A spike in food and oil prices has made the threat of inflation more acute, leading central banks said on Monday, but they warned tightening of policy in response will not proceed at the same pace.
Jean-Claude Trichet, speaking as chair of talks on the global economy at a Bank for International Settlements meeting, said the latest rise in oil prices heightened a warning he sent on inflationary pressures in January, though so far the global economy was set for relatively robust growth.
Additional tensions that have been observed in the price of oil and energy are giving an additional importance to the message we had in January to the global economy as a whole, Trichet said.
We are all devoted to continue anchoring solidly inflation expectations, that doesn't mean we take the same decisions.
A shock warning by European Central Bank President Trichet last week that it could raise euro zone interest rates next month highlighted differences with the looser stance of the U.S. Federal Reserve, driving the euro sharply higher.
Atlanta Federal Reserve Bank President Dennis Lockhart on Monday said U.S. monetary policymakers should not rule out further bond purchases if things worsen -- pointing to its continuing concern over economic growth.
Inflation concerns are pushing world stocks <.MIWD00000PUS> away from their 30-month highs set last month and expectations of a rise in euro zone interest rates have driven the euro to a four-month peak above $1.40.
Global food prices measured by the United Nations hit a record high in February, driven by rising grain costs and tighter supply, while U.S. crude oil prices hit fresh 2-1/2 year highs due to worries over supply disruption in Arab producers.
Trichet said different policies did not mean some central banks were abandoning their commitment to stable prices.
There is unity of purpose and that this is crystallising in the goal of solidly anchoring inflation expectations, Trichet said.
Oil price growth causes a significant temporary bump in inflation but it has to rise significantly to have a material impact on world economic growth, which is still expected to reach a healthy 4 percent this year.

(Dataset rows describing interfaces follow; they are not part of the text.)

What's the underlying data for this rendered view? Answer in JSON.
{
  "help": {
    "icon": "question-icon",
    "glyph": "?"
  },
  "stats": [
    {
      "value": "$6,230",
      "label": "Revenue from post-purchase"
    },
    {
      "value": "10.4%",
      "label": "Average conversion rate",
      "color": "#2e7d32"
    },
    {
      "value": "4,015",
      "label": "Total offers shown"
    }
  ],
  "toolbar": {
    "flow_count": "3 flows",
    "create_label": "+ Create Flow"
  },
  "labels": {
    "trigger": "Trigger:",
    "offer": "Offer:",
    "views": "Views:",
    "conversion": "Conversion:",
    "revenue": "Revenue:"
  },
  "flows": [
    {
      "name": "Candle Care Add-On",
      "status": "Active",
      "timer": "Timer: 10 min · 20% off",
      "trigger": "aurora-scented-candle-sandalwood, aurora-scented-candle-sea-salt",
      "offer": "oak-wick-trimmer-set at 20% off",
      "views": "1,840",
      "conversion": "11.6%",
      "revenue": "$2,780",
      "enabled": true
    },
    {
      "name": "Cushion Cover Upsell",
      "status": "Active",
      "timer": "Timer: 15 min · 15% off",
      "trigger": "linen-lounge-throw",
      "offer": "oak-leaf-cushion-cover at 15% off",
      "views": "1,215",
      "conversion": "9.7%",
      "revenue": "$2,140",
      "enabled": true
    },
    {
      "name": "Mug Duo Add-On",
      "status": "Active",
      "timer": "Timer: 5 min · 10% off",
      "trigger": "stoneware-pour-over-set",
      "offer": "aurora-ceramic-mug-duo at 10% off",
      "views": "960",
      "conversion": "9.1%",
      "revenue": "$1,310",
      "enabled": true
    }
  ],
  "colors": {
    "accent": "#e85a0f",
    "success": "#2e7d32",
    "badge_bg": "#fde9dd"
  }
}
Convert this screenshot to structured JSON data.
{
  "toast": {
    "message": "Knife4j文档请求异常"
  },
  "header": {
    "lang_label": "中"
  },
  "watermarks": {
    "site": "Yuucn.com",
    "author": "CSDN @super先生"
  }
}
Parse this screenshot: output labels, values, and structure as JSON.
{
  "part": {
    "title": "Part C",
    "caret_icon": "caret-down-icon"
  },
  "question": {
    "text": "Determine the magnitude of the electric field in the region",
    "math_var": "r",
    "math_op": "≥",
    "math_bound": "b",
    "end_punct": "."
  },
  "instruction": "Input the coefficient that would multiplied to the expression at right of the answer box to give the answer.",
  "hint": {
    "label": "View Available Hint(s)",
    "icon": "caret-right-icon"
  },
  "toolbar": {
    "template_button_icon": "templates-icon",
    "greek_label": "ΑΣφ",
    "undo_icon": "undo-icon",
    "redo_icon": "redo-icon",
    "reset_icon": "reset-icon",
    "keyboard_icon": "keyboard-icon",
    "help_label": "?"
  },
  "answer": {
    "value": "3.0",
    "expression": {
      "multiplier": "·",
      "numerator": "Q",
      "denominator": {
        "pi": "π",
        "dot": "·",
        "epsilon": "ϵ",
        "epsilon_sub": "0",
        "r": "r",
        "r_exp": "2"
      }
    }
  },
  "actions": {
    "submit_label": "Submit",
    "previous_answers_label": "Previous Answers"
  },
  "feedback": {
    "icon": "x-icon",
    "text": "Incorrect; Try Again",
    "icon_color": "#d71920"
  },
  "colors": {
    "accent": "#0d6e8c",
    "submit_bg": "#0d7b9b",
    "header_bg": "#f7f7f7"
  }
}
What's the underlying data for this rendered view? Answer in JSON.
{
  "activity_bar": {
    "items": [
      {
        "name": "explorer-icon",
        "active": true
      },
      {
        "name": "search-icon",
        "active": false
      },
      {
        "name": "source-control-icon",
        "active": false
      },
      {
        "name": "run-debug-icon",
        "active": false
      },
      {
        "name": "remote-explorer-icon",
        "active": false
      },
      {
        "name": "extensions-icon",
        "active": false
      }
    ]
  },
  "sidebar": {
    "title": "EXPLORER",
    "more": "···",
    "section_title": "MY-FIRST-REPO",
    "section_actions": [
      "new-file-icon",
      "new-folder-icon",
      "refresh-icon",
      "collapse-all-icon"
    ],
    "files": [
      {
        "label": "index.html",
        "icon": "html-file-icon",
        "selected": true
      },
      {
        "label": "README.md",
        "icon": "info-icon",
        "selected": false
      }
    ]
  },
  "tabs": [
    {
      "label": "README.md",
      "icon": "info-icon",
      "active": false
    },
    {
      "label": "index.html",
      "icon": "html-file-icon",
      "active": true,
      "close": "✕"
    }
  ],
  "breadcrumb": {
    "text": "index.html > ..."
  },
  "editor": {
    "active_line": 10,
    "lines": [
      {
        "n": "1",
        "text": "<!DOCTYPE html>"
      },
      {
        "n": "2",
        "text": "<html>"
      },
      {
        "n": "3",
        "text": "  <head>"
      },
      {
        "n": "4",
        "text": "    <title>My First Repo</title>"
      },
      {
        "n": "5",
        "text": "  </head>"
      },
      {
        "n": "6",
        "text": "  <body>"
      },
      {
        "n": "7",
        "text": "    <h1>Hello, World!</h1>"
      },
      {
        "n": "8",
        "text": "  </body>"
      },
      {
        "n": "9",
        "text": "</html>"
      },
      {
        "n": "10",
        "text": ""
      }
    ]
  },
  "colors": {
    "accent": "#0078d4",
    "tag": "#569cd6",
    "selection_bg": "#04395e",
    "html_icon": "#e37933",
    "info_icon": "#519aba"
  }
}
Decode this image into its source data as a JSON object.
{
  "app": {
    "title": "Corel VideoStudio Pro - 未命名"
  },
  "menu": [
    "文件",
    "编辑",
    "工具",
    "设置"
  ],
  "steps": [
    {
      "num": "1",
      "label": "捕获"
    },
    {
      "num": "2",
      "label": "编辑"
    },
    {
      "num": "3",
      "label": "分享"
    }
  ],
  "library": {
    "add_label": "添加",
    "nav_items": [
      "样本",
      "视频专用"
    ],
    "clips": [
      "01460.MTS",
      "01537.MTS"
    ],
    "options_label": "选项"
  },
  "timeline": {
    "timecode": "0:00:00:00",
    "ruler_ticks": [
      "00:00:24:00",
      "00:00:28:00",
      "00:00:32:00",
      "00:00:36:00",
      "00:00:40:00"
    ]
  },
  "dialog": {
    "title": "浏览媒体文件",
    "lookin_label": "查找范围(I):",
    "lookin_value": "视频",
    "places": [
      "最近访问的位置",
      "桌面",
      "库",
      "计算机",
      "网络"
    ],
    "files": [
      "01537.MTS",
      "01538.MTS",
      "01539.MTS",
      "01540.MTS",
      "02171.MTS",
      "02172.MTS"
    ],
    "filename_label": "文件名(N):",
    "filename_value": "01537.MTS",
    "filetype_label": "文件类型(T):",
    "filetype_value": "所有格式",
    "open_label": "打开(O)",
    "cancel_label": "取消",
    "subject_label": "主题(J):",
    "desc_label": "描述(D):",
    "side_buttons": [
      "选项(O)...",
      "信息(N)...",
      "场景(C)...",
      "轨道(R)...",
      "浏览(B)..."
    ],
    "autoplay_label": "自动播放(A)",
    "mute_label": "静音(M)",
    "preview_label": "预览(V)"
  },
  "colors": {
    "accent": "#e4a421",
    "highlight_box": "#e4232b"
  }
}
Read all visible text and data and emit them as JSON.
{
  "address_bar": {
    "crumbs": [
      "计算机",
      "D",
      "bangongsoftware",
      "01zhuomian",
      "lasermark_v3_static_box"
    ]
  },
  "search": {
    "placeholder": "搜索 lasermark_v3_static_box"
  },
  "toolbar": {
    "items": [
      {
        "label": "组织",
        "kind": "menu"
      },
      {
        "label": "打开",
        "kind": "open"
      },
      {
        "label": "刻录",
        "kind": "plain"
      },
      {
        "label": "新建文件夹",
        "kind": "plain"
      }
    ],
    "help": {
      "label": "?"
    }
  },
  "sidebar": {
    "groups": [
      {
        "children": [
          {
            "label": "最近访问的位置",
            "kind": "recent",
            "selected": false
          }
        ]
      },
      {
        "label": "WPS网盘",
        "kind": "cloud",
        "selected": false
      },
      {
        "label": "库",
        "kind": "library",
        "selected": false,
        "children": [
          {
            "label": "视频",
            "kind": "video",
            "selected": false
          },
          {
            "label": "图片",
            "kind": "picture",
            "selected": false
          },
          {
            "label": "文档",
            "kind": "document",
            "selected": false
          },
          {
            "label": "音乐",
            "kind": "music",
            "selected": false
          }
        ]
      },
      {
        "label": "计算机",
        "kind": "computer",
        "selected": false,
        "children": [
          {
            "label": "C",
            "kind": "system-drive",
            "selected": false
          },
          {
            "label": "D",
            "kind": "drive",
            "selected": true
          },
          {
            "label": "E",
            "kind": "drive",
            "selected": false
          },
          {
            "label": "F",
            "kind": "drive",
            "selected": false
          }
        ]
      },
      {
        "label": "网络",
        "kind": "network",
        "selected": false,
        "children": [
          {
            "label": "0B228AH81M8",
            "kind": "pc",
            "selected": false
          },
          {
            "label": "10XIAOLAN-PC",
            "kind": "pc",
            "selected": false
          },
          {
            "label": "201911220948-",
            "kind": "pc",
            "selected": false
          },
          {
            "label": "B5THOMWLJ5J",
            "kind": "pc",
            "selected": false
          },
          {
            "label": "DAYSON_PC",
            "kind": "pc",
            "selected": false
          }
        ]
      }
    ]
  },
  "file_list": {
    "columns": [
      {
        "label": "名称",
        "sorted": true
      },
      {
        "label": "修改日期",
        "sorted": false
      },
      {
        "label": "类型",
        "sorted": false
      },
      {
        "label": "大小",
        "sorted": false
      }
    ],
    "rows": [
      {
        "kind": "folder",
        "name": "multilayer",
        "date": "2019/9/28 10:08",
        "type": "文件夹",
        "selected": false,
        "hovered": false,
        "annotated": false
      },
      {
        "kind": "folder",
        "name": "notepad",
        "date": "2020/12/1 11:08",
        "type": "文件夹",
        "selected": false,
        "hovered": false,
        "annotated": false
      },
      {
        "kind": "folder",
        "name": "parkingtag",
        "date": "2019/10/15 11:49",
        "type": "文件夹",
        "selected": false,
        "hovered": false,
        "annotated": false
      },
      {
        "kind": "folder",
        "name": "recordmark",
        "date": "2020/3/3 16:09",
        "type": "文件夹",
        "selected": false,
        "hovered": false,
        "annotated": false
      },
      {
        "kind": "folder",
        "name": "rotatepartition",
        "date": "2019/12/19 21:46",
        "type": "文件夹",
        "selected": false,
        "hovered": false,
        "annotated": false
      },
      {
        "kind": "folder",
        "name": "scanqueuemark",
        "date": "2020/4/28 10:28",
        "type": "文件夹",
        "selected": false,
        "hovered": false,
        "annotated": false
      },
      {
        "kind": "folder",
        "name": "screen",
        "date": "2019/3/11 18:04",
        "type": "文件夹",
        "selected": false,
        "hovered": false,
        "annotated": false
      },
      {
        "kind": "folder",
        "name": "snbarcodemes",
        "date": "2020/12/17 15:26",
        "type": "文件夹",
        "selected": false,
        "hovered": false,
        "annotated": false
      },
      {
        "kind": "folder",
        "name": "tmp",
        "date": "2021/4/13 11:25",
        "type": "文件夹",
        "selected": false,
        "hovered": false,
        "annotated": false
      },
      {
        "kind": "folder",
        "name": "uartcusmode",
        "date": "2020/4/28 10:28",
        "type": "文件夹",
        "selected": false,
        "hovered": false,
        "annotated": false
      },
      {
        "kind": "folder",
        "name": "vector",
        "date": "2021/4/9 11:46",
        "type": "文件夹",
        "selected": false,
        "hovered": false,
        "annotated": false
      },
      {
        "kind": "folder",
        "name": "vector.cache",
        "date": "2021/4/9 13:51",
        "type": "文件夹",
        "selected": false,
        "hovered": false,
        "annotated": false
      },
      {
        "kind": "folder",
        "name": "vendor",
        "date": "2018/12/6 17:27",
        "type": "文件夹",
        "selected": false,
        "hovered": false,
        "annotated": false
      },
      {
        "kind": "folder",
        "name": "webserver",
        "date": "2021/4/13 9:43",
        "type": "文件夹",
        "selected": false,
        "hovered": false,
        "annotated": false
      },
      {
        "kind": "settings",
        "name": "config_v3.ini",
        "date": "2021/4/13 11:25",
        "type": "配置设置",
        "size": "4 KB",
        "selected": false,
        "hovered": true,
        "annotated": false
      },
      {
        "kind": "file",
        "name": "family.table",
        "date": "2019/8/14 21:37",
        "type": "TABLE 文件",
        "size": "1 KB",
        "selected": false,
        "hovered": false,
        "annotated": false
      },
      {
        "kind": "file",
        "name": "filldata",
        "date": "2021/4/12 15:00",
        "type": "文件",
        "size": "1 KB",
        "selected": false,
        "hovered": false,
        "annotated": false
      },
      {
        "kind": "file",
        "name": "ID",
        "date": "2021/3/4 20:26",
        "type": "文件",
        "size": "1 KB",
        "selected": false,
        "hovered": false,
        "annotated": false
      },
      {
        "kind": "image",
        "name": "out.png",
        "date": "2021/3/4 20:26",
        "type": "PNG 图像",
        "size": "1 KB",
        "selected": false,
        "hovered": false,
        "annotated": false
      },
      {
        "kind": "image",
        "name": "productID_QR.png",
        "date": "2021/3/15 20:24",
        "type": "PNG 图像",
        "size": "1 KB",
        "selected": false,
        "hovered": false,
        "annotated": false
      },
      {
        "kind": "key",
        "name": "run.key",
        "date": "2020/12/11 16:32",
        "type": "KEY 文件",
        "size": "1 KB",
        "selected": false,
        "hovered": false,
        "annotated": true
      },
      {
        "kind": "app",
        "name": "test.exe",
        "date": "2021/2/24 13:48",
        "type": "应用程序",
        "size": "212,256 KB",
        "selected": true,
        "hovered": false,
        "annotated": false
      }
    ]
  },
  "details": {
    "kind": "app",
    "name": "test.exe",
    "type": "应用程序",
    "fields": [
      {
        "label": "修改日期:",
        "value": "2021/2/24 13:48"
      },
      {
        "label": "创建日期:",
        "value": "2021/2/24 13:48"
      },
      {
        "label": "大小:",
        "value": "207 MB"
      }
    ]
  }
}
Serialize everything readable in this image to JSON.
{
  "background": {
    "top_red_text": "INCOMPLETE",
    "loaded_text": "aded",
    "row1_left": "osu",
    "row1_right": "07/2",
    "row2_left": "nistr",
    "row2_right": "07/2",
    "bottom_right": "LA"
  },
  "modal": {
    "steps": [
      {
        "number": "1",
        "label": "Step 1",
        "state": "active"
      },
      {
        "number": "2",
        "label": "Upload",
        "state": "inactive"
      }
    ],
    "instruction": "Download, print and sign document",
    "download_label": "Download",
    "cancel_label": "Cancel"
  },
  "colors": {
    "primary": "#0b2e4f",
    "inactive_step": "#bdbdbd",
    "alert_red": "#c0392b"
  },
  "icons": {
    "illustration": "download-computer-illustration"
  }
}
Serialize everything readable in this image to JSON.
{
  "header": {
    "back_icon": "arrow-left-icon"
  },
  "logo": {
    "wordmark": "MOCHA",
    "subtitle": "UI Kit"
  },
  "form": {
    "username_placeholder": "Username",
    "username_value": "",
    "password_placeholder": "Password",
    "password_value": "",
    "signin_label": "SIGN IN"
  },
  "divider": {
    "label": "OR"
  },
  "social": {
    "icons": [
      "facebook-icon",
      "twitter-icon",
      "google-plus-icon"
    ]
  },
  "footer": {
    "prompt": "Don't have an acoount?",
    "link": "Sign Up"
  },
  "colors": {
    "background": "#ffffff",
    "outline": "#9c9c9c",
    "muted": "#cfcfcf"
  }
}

Reuters calculations show world GDP growth will halve to 2.1 percent in 2011 from current projections only if Brent crude oil reached $150 a barrel, a 27 percent increase from Monday's prices.
(Reporting by Natsuko Waki, Catherine Bosley and Sakari Suoninen; editing by Patrick Graham)